As Reporting Services allows us to implement some quite complex logic, report authors are often tempted to build a lot of it in their reports. Having some simple calculations there does not generally cause harm, as simple + and – operations specific to a report should probably be built in it. However, I have seen aggregations, complex queries and code hacks, which would normally be performed fairly easily in Analysis Services or SQL Server built in Reporting Services.
There are a few distinct benefits we can get from keeping logic out of our reports.
- Firstly, by having our MDX scripts and SQL Queries (stored procedures) in the back-end allows us to use them in different reports with no need to maintain them by painfully synchronizing them with every change. Also, this allows business MDX-ignorant users to use complex measures, increasing the value of the BI solution for them.
- Then, normally, our database server is usually maintained by people who have skills in SQL or MDX, and can analyse and optimise the scripts there instead of relying on report authors to do so. Even if we have BI professionals maintaining the whole solutions, it is far more convenient to have most of the logic stored on the same server. Whether it is a performance bottleneck, or a bug, it is far easier to fix it by tracing either cube calculations or stored procedures than logic stored in a report.
- Sending a large amount of data between the back-end server and SSRS is increasing the stress on the network, which can be critical when multiple requests with millions of rows in results are passed to it.
- Caching is important when different reports use the same stored procedures or MDX calculations.
- And a last point: a database/OLAP server is just faster in calculations that SSRS.

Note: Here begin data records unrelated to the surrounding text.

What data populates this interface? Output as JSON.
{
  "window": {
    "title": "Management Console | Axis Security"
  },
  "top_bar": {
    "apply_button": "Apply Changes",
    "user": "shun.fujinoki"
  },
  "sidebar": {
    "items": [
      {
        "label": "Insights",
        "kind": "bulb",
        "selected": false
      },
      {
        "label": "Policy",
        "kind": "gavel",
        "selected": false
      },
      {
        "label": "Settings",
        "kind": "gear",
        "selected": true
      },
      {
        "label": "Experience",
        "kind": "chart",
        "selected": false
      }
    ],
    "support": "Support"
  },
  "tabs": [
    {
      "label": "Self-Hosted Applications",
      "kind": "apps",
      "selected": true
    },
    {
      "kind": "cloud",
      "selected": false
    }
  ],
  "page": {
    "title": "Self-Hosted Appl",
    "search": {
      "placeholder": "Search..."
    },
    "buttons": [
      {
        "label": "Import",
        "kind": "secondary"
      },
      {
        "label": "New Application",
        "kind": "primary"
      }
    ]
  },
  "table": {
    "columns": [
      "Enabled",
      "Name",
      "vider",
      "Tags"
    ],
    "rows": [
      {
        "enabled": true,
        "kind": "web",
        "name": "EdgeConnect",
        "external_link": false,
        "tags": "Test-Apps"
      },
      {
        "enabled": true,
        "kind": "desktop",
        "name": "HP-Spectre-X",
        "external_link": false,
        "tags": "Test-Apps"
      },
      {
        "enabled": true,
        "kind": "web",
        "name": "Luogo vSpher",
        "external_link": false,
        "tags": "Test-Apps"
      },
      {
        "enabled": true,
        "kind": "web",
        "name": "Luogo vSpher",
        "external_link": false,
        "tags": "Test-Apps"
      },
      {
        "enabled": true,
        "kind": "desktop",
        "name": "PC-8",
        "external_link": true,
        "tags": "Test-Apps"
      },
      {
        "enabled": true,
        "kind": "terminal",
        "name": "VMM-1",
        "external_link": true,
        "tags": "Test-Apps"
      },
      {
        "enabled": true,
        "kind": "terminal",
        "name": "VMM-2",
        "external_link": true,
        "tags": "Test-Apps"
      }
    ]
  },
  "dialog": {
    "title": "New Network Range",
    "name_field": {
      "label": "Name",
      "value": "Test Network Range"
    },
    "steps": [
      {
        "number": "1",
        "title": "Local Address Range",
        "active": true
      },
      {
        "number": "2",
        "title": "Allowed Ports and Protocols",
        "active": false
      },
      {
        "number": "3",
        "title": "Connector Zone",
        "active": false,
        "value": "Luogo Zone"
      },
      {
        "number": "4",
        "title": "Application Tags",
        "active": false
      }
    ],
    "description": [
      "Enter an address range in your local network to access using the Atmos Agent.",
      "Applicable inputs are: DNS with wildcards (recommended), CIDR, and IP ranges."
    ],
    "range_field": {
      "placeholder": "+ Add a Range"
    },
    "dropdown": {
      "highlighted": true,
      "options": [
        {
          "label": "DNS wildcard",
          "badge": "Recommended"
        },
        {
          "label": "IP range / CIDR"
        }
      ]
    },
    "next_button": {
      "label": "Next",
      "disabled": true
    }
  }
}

In general, using stored procedures as SQL Server data sources instead of building queries in SSRS; or alternatively, keeping MDX in calculations in the OLAP cubes is the first step towards avoiding excessive code accumulation in SSRS. Then, avoiding anything more complex than simple sums and groupings in the reports and moving them to the stored procedures or MDX calculations is another desirable way to structure our solutions. Finally, even simple things like Actual – Budget variance measure should be built in MDX or SQL rather than in the reports. Following these simple rules and keeping ourselves disciplined when building reporting solutions improves their performance, maintainability and even usability.